American Vernacular and Prejudice
August 28, 2006 § 4 Comments
Most of you have probably noticed by the posts on this blog that I find history very interesting. History reveals what we should know about places, people and circumstances. However, in the case of African-American’s history what I find most interesting is their own resistance to the truths of their history and the denial that one of their greatest achievments historically was an Islamic society and the production of Islamic Scholars. This fact is rarely discussed within the classroom setting. With this on my mind while sorting through my news feeds, as I do daily, I stumbled upon a review of three books by Hazel Rowley:
- Middle Passages: African American Journey’s to Africa 1787-2005 (J. Campbell)
- American Africans in Ghana: Black Expatriates and the Civil Rights Era (K. Gaines)
- Black Gold of the Sun: Searching for Home in Africa and Beyond (E. Eshun)
Rowley, highlights a story from “Middle Passages” that discusses a historical account of a Muslim who was
unjustly captured and sold into slavery. This story was what originally caught my attention. However, the events in this story are not the only occurences of African Muslims being sold into slavery and sent to the Americas. In fact there are many accounts of Africans of Noble and upper class birth being captured and sold into slavery; eventually ending up in the Americas as a field-hand or plantation worker. For example, sources say that an estimated 5 million Africans within the Trans-Atlantic Slave Trade were Muslims. Rowley gives the details of this particular story when she writes,
“In 1730 Ayuba Suleiman Diallo, a highborn Muslim man in West Africa, made a 200-mile trek to a place on the Gambia River where an English ship was anchored. He had slaves to sell, but the English captain was not prepared to pay enough, and Ayuba continued south into Mandinke territory. He exchanged his slaves for cattle and set off for home, unaware that he was being followed. He was waylaid. His captors shaved his head and beard. Back at the English ship on the Gambia, the English captain recognized him but apparently had no qualms about loading him on board as part of his human cargo. Ayuba would find himself working on a tobacco plantation in Maryland.” (H. Rowley, The Nation)
The article goes on to describe the African-American impressions of Africa over the years. Most of which I could not relate to, however in Rowley’s conclusion she did identify a point that I would like to highlight here on Wa Salaam. The issue of racism, racism is not described in terms that bypass culture and language. In fact the expression of racism is colored (no pun intended) by the culture and language which it grows from, although the underlying injustice is the same everywhere.
In America for example, the definitions of White and Black are used so often yet the terms themselves are so limited. I often wonder what defines a White person? Is it skin color or heritage? Although I have lived in the US all of my life, I am not sure what this term actually means. If you are fair skinned Egyptian are you White? I don’t think so, so clearly White means of European origin.
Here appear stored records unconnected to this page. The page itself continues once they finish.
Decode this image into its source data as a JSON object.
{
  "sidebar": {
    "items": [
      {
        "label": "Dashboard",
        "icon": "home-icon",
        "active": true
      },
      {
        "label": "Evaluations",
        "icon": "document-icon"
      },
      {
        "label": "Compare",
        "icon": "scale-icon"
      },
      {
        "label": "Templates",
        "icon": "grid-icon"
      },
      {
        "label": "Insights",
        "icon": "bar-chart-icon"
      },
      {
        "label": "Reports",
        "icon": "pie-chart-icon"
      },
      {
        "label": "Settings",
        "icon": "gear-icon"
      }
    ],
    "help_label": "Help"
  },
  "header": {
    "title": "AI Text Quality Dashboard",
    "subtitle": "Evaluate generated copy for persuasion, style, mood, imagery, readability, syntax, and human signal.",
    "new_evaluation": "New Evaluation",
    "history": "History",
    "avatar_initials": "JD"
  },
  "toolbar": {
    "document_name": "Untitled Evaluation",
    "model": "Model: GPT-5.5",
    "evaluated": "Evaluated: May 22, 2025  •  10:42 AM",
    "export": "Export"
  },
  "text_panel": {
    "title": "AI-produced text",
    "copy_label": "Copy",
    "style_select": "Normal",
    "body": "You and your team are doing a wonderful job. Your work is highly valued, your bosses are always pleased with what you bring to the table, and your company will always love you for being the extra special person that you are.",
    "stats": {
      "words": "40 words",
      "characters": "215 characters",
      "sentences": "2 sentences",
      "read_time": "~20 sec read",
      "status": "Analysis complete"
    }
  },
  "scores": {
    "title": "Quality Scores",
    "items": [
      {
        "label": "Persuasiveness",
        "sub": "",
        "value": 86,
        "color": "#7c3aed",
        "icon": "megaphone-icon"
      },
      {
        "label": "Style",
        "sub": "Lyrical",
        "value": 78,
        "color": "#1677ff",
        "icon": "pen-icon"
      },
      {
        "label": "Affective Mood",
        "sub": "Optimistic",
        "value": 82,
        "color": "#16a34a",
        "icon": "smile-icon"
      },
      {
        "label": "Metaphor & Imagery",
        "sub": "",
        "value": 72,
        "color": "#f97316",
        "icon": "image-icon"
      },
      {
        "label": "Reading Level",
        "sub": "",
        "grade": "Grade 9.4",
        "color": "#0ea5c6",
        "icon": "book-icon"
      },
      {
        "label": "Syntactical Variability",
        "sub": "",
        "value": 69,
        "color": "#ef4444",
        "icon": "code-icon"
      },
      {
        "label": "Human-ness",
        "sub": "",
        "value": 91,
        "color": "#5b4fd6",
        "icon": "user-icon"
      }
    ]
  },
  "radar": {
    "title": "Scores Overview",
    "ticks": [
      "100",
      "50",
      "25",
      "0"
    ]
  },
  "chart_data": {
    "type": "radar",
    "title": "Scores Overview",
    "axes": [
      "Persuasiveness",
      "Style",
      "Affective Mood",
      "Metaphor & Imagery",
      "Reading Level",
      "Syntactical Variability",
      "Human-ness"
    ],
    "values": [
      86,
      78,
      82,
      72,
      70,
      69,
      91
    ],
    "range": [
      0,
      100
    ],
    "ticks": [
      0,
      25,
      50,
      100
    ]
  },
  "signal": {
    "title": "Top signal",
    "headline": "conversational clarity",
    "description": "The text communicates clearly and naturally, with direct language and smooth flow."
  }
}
Conversely, if you are a fair skinned Egyptian, are you Black? These labels are weak and ambiguous yet their acceptance and use here in the US supports ideas that I have suggested previously on Wa Salaam (see here). Interestingly, Rowley concludes her article with a similar question, where she beckons those considered White to quantify this term and its associations, she insinuates that prejudice in our daily lives could be subdued as a result of this knowledge when she writes,
“What does it mean to be white? It’s time that white people asked themselves the sorts of questions with which people of African descent have wrestled for centuries. Eshun seems to be referring to that righteous complacency and sense of superiority one witnesses every day in the modern world–from the conduct of foreign policy to daily interactions between nonwhites and whites. I can’t help thinking that if we all tormented ourselves with these sorts of questions, the world might be less ignorant, less polarized, less hateful, less bellicose.” (H. Rowley, The Nation)
In conclusion, although this divisive language may be too deeply embedded in the culture of this country to dissolve, it is thought provoking and deserves some attention even if only a couple of views on this blog.